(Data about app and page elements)
- Opening Delimiter -
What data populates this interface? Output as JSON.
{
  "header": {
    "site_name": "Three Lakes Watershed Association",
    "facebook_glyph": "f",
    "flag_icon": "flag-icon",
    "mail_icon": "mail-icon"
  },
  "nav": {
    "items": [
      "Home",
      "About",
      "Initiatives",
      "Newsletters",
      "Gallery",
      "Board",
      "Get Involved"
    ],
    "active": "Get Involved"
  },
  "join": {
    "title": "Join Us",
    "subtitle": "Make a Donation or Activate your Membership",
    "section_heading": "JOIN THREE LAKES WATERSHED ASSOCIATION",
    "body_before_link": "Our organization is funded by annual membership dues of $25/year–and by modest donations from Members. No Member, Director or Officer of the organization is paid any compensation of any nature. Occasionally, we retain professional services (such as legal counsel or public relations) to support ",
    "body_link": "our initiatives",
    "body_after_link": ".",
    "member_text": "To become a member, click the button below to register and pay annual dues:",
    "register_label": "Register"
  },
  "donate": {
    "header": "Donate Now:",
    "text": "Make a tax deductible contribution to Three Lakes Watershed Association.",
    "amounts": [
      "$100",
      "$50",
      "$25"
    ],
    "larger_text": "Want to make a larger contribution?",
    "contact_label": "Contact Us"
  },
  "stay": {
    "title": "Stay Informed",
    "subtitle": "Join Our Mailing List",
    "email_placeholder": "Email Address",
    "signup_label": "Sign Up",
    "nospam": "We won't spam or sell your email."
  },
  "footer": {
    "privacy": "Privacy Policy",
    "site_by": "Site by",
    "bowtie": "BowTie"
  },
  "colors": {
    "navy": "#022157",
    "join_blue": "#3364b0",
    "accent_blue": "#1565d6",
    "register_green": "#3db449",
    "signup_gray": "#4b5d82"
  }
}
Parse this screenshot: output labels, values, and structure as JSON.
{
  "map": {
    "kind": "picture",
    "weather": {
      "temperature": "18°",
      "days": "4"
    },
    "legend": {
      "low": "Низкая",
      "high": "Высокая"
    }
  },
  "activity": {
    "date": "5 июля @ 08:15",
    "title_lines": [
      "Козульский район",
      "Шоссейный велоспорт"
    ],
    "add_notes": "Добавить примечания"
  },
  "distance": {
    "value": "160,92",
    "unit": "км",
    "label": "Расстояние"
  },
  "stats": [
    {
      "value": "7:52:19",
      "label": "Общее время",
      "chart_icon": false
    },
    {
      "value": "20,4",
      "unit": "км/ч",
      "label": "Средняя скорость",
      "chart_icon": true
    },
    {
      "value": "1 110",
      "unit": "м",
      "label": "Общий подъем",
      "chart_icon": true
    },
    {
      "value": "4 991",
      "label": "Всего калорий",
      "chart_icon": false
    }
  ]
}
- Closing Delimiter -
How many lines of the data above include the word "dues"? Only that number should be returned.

# Your solution:
2